> _YOUR TASK_
The following listing has lines to check for the word "Windows"; give only the number of lines that contain it.
=-=-=
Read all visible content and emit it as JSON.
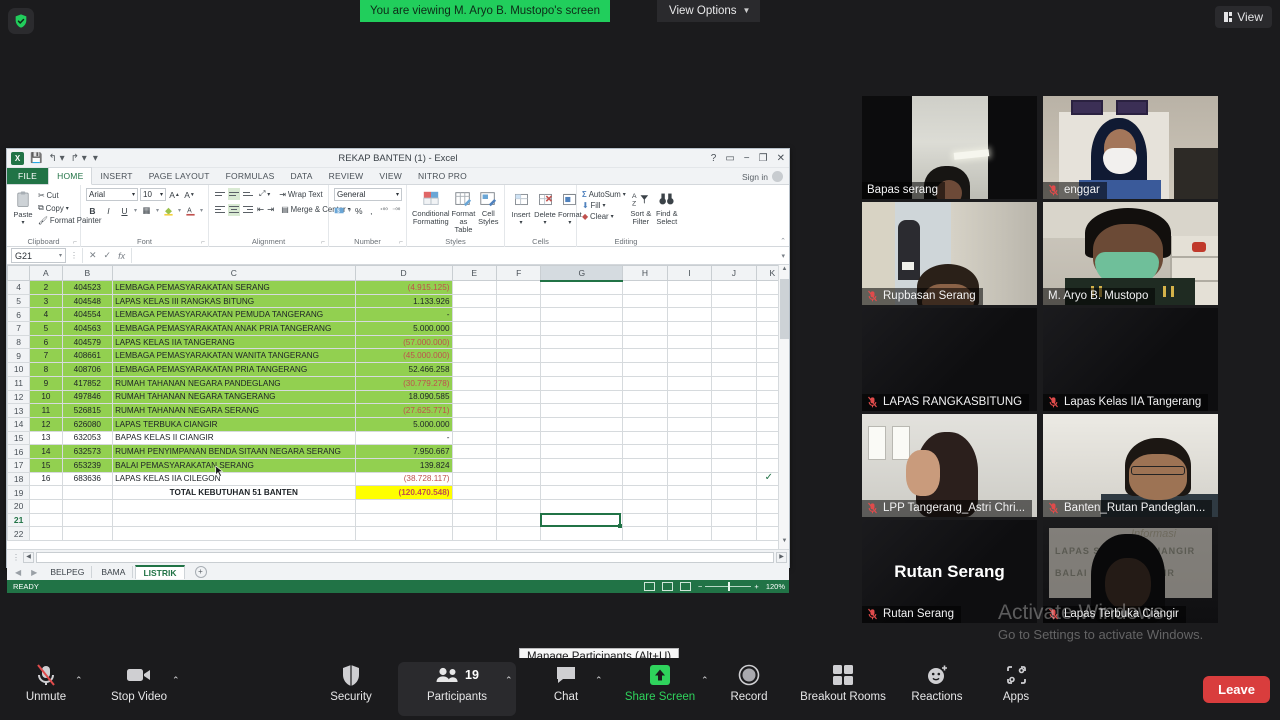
{
  "topbar": {
    "security_icon": "shield-check-icon",
    "viewing_banner": "You are viewing M. Aryo B. Mustopo's screen",
    "view_options_label": "View Options",
    "view_button_label": "View",
    "banner_color": "#21ce5c"
  },
  "excel": {
    "title": "REKAP BANTEN (1) - Excel",
    "logo": "X",
    "quick_access": [
      "save-icon",
      "undo-icon",
      "redo-icon",
      "customize-icon"
    ],
    "window_controls": [
      "help-icon",
      "ribbon-display-icon",
      "minimize-icon",
      "restore-icon",
      "close-icon"
    ],
    "file_tab": "FILE",
    "tabs": [
      "HOME",
      "INSERT",
      "PAGE LAYOUT",
      "FORMULAS",
      "DATA",
      "REVIEW",
      "VIEW",
      "NITRO PRO"
    ],
    "active_tab": "HOME",
    "signin": "Sign in",
    "ribbon": {
      "clipboard": {
        "label": "Clipboard",
        "paste": "Paste",
        "cut": "Cut",
        "copy": "Copy",
        "format_painter": "Format Painter"
      },
      "font": {
        "label": "Font",
        "font_name": "Arial",
        "font_size": "10",
        "grow": "A",
        "shrink": "A",
        "bold": "B",
        "italic": "I",
        "underline": "U"
      },
      "alignment": {
        "label": "Alignment",
        "wrap_text": "Wrap Text",
        "merge_center": "Merge & Center"
      },
      "number": {
        "label": "Number",
        "format": "General",
        "percent": "%",
        "comma": ","
      },
      "styles": {
        "label": "Styles",
        "conditional_formatting": "Conditional Formatting",
        "format_as_table": "Format as Table",
        "cell_styles": "Cell Styles"
      },
      "cells": {
        "label": "Cells",
        "insert": "Insert",
        "delete": "Delete",
        "format": "Format"
      },
      "editing": {
        "label": "Editing",
        "autosum": "AutoSum",
        "fill": "Fill",
        "clear": "Clear",
        "sort_filter": "Sort & Filter",
        "find_select": "Find & Select"
      }
    },
    "formula_bar": {
      "name_box": "G21",
      "formula_value": "",
      "cancel": "✕",
      "enter": "✓",
      "fx": "fx"
    },
    "grid": {
      "column_headers": [
        "A",
        "B",
        "C",
        "D",
        "E",
        "F",
        "G",
        "H",
        "I",
        "J",
        "K"
      ],
      "selected_column": "G",
      "selected_cell": "G21",
      "rows": [
        {
          "row": "4",
          "a": "2",
          "b": "404523",
          "c": "LEMBAGA PEMASYARAKATAN SERANG",
          "d": "(4.915.125)",
          "green": true,
          "negative": true
        },
        {
          "row": "5",
          "a": "3",
          "b": "404548",
          "c": "LAPAS KELAS III RANGKAS BITUNG",
          "d": "1.133.926",
          "green": true,
          "negative": false
        },
        {
          "row": "6",
          "a": "4",
          "b": "404554",
          "c": "LEMBAGA PEMASYARAKATAN PEMUDA TANGERANG",
          "d": "-",
          "green": true,
          "negative": false
        },
        {
          "row": "7",
          "a": "5",
          "b": "404563",
          "c": "LEMBAGA PEMASYARAKATAN ANAK PRIA TANGERANG",
          "d": "5.000.000",
          "green": true,
          "negative": false
        },
        {
          "row": "8",
          "a": "6",
          "b": "404579",
          "c": "LAPAS KELAS IIA TANGERANG",
          "d": "(57.000.000)",
          "green": true,
          "negative": true
        },
        {
          "row": "9",
          "a": "7",
          "b": "408661",
          "c": "LEMBAGA PEMASYARAKATAN WANITA TANGERANG",
          "d": "(45.000.000)",
          "green": true,
          "negative": true
        },
        {
          "row": "10",
          "a": "8",
          "b": "408706",
          "c": "LEMBAGA PEMASYARAKATAN PRIA TANGERANG",
          "d": "52.466.258",
          "green": true,
          "negative": false
        },
        {
          "row": "11",
          "a": "9",
          "b": "417852",
          "c": "RUMAH TAHANAN NEGARA PANDEGLANG",
          "d": "(30.779.278)",
          "green": true,
          "negative": true
        },
        {
          "row": "12",
          "a": "10",
          "b": "497846",
          "c": "RUMAH TAHANAN NEGARA TANGERANG",
          "d": "18.090.585",
          "green": true,
          "negative": false
        },
        {
          "row": "13",
          "a": "11",
          "b": "526815",
          "c": "RUMAH TAHANAN NEGARA SERANG",
          "d": "(27.625.771)",
          "green": true,
          "negative": true
        },
        {
          "row": "14",
          "a": "12",
          "b": "626080",
          "c": "LAPAS TERBUKA CIANGIR",
          "d": "5.000.000",
          "green": true,
          "negative": false
        },
        {
          "row": "15",
          "a": "13",
          "b": "632053",
          "c": "BAPAS KELAS II CIANGIR",
          "d": "-",
          "green": false,
          "negative": false
        },
        {
          "row": "16",
          "a": "14",
          "b": "632573",
          "c": "RUMAH PENYIMPANAN BENDA SITAAN NEGARA SERANG",
          "d": "7.950.667",
          "green": true,
          "negative": false
        },
        {
          "row": "17",
          "a": "15",
          "b": "653239",
          "c": "BALAI PEMASYARAKATAN SERANG",
          "d": "139.824",
          "green": true,
          "negative": false
        },
        {
          "row": "18",
          "a": "16",
          "b": "683636",
          "c": "LAPAS KELAS IIA CILEGON",
          "d": "(38.728.117)",
          "green": false,
          "negative": true
        },
        {
          "row": "19",
          "a": "",
          "b": "",
          "c": "TOTAL KEBUTUHAN 51 BANTEN",
          "d": "(120.470.548)",
          "green": false,
          "negative": true,
          "total": true
        },
        {
          "row": "20",
          "a": "",
          "b": "",
          "c": "",
          "d": "",
          "green": false,
          "negative": false
        },
        {
          "row": "21",
          "a": "",
          "b": "",
          "c": "",
          "d": "",
          "green": false,
          "negative": false
        },
        {
          "row": "22",
          "a": "",
          "b": "",
          "c": "",
          "d": "",
          "green": false,
          "negative": false
        }
      ]
    },
    "sheet_tabs": [
      "BELPEG",
      "BAMA",
      "LISTRIK"
    ],
    "active_sheet": "LISTRIK",
    "add_sheet": "+",
    "status_text": "READY",
    "zoom_level": "120%",
    "view_buttons": [
      "normal-view-icon",
      "page-layout-icon",
      "page-break-icon"
    ]
  },
  "participants": [
    {
      "name": "Bapas serang",
      "muted": false,
      "active": false,
      "style": "ph-bapas",
      "big_name": ""
    },
    {
      "name": "enggar",
      "muted": true,
      "active": false,
      "style": "ph-enggar",
      "big_name": ""
    },
    {
      "name": "Rupbasan Serang",
      "muted": true,
      "active": false,
      "style": "ph-rupbasan",
      "big_name": ""
    },
    {
      "name": "M. Aryo B. Mustopo",
      "muted": false,
      "active": true,
      "style": "ph-aryo",
      "big_name": ""
    },
    {
      "name": "LAPAS RANGKASBITUNG",
      "muted": true,
      "active": false,
      "style": "ph-dark",
      "big_name": ""
    },
    {
      "name": "Lapas Kelas IIA Tangerang",
      "muted": true,
      "active": false,
      "style": "ph-dark",
      "big_name": ""
    },
    {
      "name": "LPP Tangerang_Astri Chri...",
      "muted": true,
      "active": false,
      "style": "ph-lpp",
      "big_name": ""
    },
    {
      "name": "Banten_Rutan Pandeglan...",
      "muted": true,
      "active": false,
      "style": "ph-pandeglang",
      "big_name": ""
    },
    {
      "name": "Rutan Serang",
      "muted": true,
      "active": false,
      "style": "ph-dark",
      "big_name": "Rutan Serang"
    },
    {
      "name": "Lapas Terbuka Ciangir",
      "muted": true,
      "active": false,
      "style": "ph-ciangir",
      "big_name": ""
    }
  ],
  "watermark": {
    "line1": "Activate Windows",
    "line2": "Go to Settings to activate Windows."
  },
  "tooltip": "Manage Participants (Alt+U)",
  "controls": [
    {
      "label": "Unmute",
      "icon": "mic-muted-icon",
      "chevron": true,
      "green": false,
      "highlight": false
    },
    {
      "label": "Stop Video",
      "icon": "video-camera-icon",
      "chevron": true,
      "green": false,
      "highlight": false
    },
    {
      "label": "Security",
      "icon": "shield-icon",
      "chevron": false,
      "green": false,
      "highlight": false
    },
    {
      "label": "Participants",
      "icon": "people-icon",
      "chevron": true,
      "green": false,
      "highlight": true,
      "count": "19"
    },
    {
      "label": "Chat",
      "icon": "chat-bubble-icon",
      "chevron": true,
      "green": false,
      "highlight": false
    },
    {
      "label": "Share Screen",
      "icon": "share-screen-icon",
      "chevron": true,
      "green": true,
      "highlight": false
    },
    {
      "label": "Record",
      "icon": "record-icon",
      "chevron": false,
      "green": false,
      "highlight": false
    },
    {
      "label": "Breakout Rooms",
      "icon": "breakout-rooms-icon",
      "chevron": false,
      "green": false,
      "highlight": false
    },
    {
      "label": "Reactions",
      "icon": "reactions-icon",
      "chevron": false,
      "green": false,
      "highlight": false
    },
    {
      "label": "Apps",
      "icon": "apps-icon",
      "chevron": false,
      "green": false,
      "highlight": false
    }
  ],
  "leave_button": "Leave",
  "ciangir_board": {
    "line1": "LAPAS  SECURITY  CIANGIR",
    "line2": "BALAI  KAYAN  CIANGIR",
    "script": "Informasi"
  }
}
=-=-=
> _RESPONSE BELOW_
2